Soil bacteria may promote tree growth and mitigate climate change

 Plant growth promoting bacteria in the soil produce ACC Deaminase

Plant growth promoting bacteria in the soil produce ACC Deaminase, which reduces a plant's production of excess ethylene when under stress.

Research into how a group of growth promoting bacteria help plants cope with environmental stress may have major implications for scientists worldwide trying to piece together the full picture of global warming.

The less obvious impacts of a changing climate have Scion’s microbial ecologist Dr Simeon Smaill digging below the surface of the soil to investigate what effect these changes may have on a plant’s capacity to produce food and fibre in the future.  Simeon’s research into the pivotal relationship between plants, soil bacteria and global warming has recently been published in the prestigious international journal, Trends in Plant Science.

“It’s a vicious circle,” says Simeon. “Extreme weather as a result of the changing climate places plants under stress. In response to this stress, plants produce massive quantities of ethylene, initiating short term survival tactics such as leaf loss and reduced growth. In many cases, this reaction causes more damage to the plant than the stress itself.

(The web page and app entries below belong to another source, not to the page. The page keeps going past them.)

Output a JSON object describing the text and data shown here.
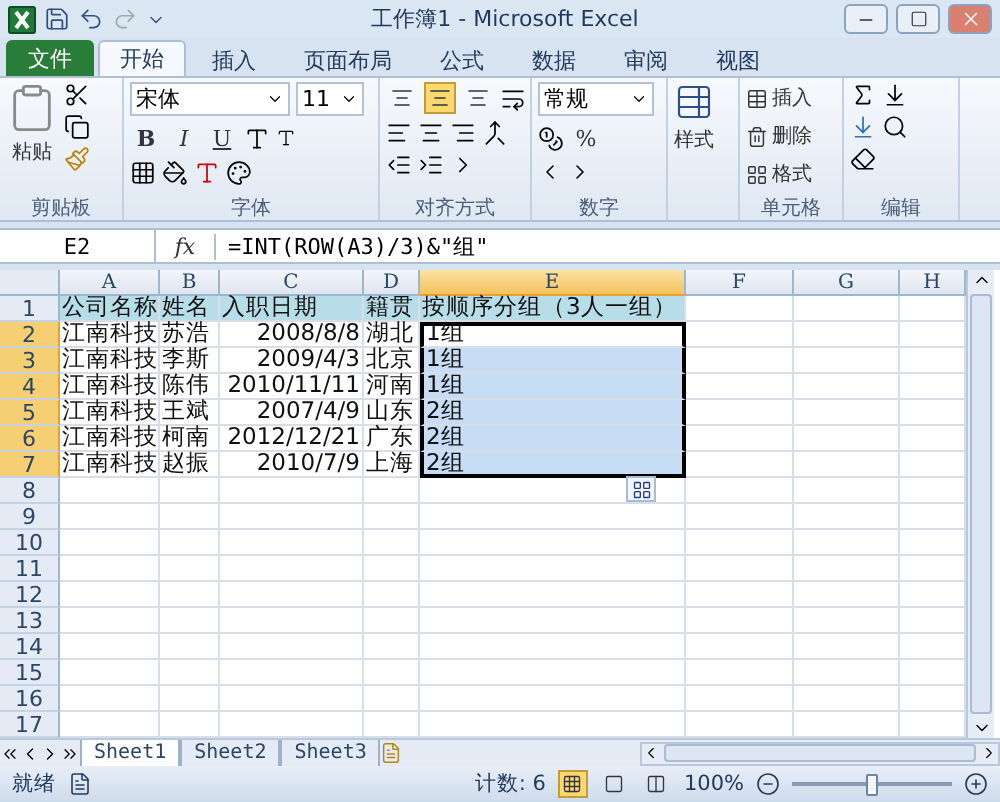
{
  "window": {
    "title": "工作簿1 - Microsoft Excel"
  },
  "tabs": [
    {
      "label": "文件",
      "kind": "file",
      "selected": false
    },
    {
      "label": "开始",
      "kind": "tab",
      "selected": true
    },
    {
      "label": "插入",
      "kind": "tab",
      "selected": false
    },
    {
      "label": "页面布局",
      "kind": "tab",
      "selected": false
    },
    {
      "label": "公式",
      "kind": "tab",
      "selected": false
    },
    {
      "label": "数据",
      "kind": "tab",
      "selected": false
    },
    {
      "label": "审阅",
      "kind": "tab",
      "selected": false
    },
    {
      "label": "视图",
      "kind": "tab",
      "selected": false
    }
  ],
  "ribbon": {
    "clipboard": {
      "label": "剪贴板",
      "paste": "粘贴"
    },
    "font": {
      "label": "字体",
      "font_name": "宋体",
      "font_size": "11",
      "bold": "B",
      "italic": "I",
      "underline": "U"
    },
    "alignment": {
      "label": "对齐方式",
      "vertical_align": [
        {
          "selected": false
        },
        {
          "selected": true
        },
        {
          "selected": false
        }
      ]
    },
    "number": {
      "label": "数字",
      "format": "常规",
      "percent": "%"
    },
    "styles": {
      "label": "样式"
    },
    "cells": {
      "label": "单元格",
      "items": [
        "插入",
        "删除",
        "格式"
      ]
    },
    "editing": {
      "label": "编辑"
    }
  },
  "formula_bar": {
    "name_box": "E2",
    "function_label": "fx",
    "formula": "=INT(ROW(A3)/3)&\"组\""
  },
  "sheet": {
    "columns": [
      {
        "label": "A",
        "selected": false
      },
      {
        "label": "B",
        "selected": false
      },
      {
        "label": "C",
        "selected": false
      },
      {
        "label": "D",
        "selected": false
      },
      {
        "label": "E",
        "selected": true
      },
      {
        "label": "F",
        "selected": false
      },
      {
        "label": "G",
        "selected": false
      },
      {
        "label": "H",
        "selected": false
      }
    ],
    "rows": [
      {
        "number": "1",
        "selected": false,
        "header": true,
        "cells": [
          "公司名称",
          "姓名",
          "入职日期",
          "籍贯",
          "按顺序分组（3人一组）"
        ]
      },
      {
        "number": "2",
        "selected": true,
        "header": false,
        "active": true,
        "cells": [
          "江南科技",
          "苏浩",
          "2008/8/8",
          "湖北",
          "1组"
        ]
      },
      {
        "number": "3",
        "selected": true,
        "header": false,
        "active": false,
        "cells": [
          "江南科技",
          "李斯",
          "2009/4/3",
          "北京",
          "1组"
        ]
      },
      {
        "number": "4",
        "selected": true,
        "header": false,
        "active": false,
        "cells": [
          "江南科技",
          "陈伟",
          "2010/11/11",
          "河南",
          "1组"
        ]
      },
      {
        "number": "5",
        "selected": true,
        "header": false,
        "active": false,
        "cells": [
          "江南科技",
          "王斌",
          "2007/4/9",
          "山东",
          "2组"
        ]
      },
      {
        "number": "6",
        "selected": true,
        "header": false,
        "active": false,
        "cells": [
          "江南科技",
          "柯南",
          "2012/12/21",
          "广东",
          "2组"
        ]
      },
      {
        "number": "7",
        "selected": true,
        "header": false,
        "active": false,
        "cells": [
          "江南科技",
          "赵振",
          "2010/7/9",
          "上海",
          "2组"
        ]
      },
      {
        "number": "8",
        "selected": false
      },
      {
        "number": "9",
        "selected": false
      },
      {
        "number": "10",
        "selected": false
      },
      {
        "number": "11",
        "selected": false
      },
      {
        "number": "12",
        "selected": false
      },
      {
        "number": "13",
        "selected": false
      },
      {
        "number": "14",
        "selected": false
      },
      {
        "number": "15",
        "selected": false
      },
      {
        "number": "16",
        "selected": false
      },
      {
        "number": "17",
        "selected": false
      }
    ]
  },
  "sheet_tabs": [
    {
      "label": "Sheet1",
      "selected": true
    },
    {
      "label": "Sheet2",
      "selected": false
    },
    {
      "label": "Sheet3",
      "selected": false
    }
  ],
  "status_bar": {
    "ready": "就绪",
    "count": "计数: 6",
    "views": [
      {
        "selected": true
      },
      {
        "selected": false
      },
      {
        "selected": false
      }
    ],
    "zoom": "100%",
    "level": 0.5
  }
}
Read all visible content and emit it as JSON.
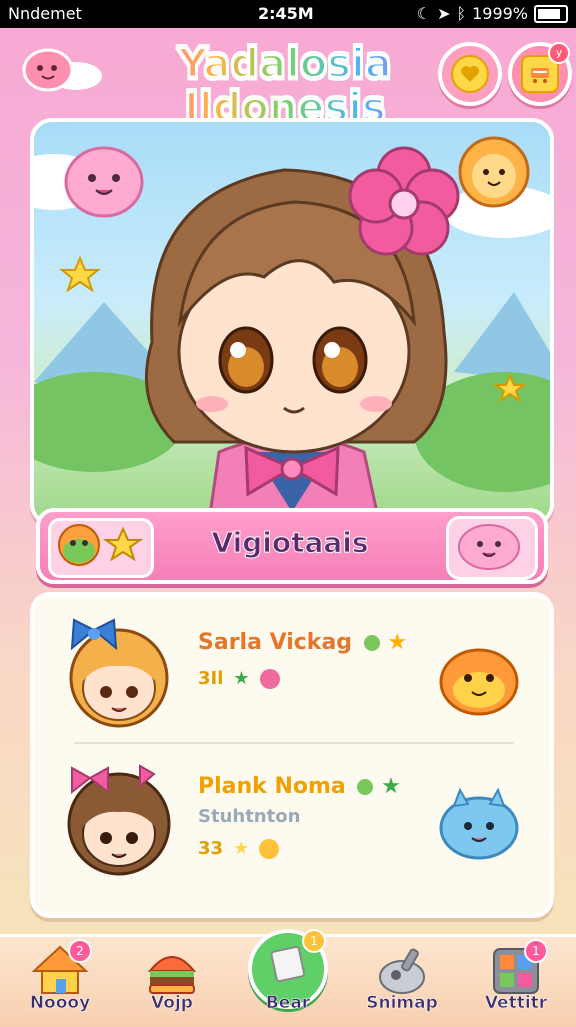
{
  "status_bar": {
    "carrier": "Nndemet",
    "time": "2:45M",
    "battery": "1999%"
  },
  "header": {
    "title_line1": "Yadalosia",
    "title_line2": "Ildonesis",
    "cart_badge": "y"
  },
  "hero": {
    "character_name": "Vigiotaais"
  },
  "friends": [
    {
      "name": "Sarla Vickag",
      "stats": [
        "3Il"
      ],
      "name_color": "#e8762a"
    },
    {
      "name": "Plank Noma",
      "subtitle": "Stuhtnton",
      "stats": [
        "33"
      ],
      "name_color": "#f0a000"
    }
  ],
  "nav": {
    "items": [
      {
        "label": "Noooy",
        "badge": "2",
        "icon": "home-icon"
      },
      {
        "label": "Vojp",
        "badge": "",
        "icon": "burger-icon"
      },
      {
        "label": "Bear",
        "badge": "1",
        "icon": "paper-icon",
        "active": true
      },
      {
        "label": "Snimap",
        "badge": "",
        "icon": "gadget-icon"
      },
      {
        "label": "Vettitr",
        "badge": "1",
        "icon": "grid-icon"
      }
    ]
  },
  "colors": {
    "accent_pink": "#f57fb8",
    "active_green": "#5fcf68",
    "gold": "#ffd84a"
  }
}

“However, ethylene also blocks a process in the soil where bacteria called methanotrophs break down methane. The result is that the soil cannot capture methane, leaving more in the atmosphere. With methane being a major cause of global warming, the extreme weather – plant stress – methane production cycle is accelerated.”

Methane is a potent greenhouse gas and although present in small concentrations is responsible for a large portion of global warming, second only to carbon dioxide (CO2).  Any alterations to the methane concentration in the atmosphere will therefore have a considerable effect on global warming and weather conditions.

“There are many sources of methane – livestock, fossil fuel production and wetland emissions,” says Simeon. “But there are only two sinks – atmospheric oxidation and oxidation by these soil methanotrophs, which are found predominantly in forest ecosystems.”

Preserving the methanotrophs’ ability to capture methane when plants are subject to stress may prove a vital key to regulating the methane-global warming balance, and this is the core of Simeon’s research. The activity of a second group of “plant growth promoting bacteria” – so called due to their abilities to improve plant productivity - may provide the answer. These bacteria have the ability to slow down a plant’s production of ethylene by producing an enzyme referred to as ACC-D1.

“Plants normally produce ethylene at low concentrations as part of their physiological processes. What we are interested in is being able to stop a plant producing excess ethylene when it’s under stress.

“The enzyme ACC-D reduces a plant’s production of ethylene and allows it to respond to stress more effectively. This has been proven to increase plants’ tolerance to stress. It may also limit the amount of ethylene released into the soil, allowing methanotrophs to continue breaking down methane.

“For instance, we have already noticed there are some radiata pine strains that have greater levels of the ACC-D enzyme in the surrounding soil, suggesting there is some sort of signalling going on between those particular plants and the bacteria. This probably helps makes these strains more tolerant to certain stressful conditions like drought, for example.

“We want to capture this information. While there is detailed knowledge around some aspects of plant physiology, we don’t yet fully understand the complex relationship between plants, microbes, and soil systems. 

“It’s possible we may be able to harness these ACC-D producing bacteria not only to help plants cope better under stress, but also to address a significant piece of the global warming jigsaw, helping future proof both planted forests and wider plant ecosystems against a changing climate.”

1 1-aminocyclopropane-1-carboxylate (ACC) deaminase.


Contact
Dr Simeon Smaill at: simeon.smaill@scionresearch.com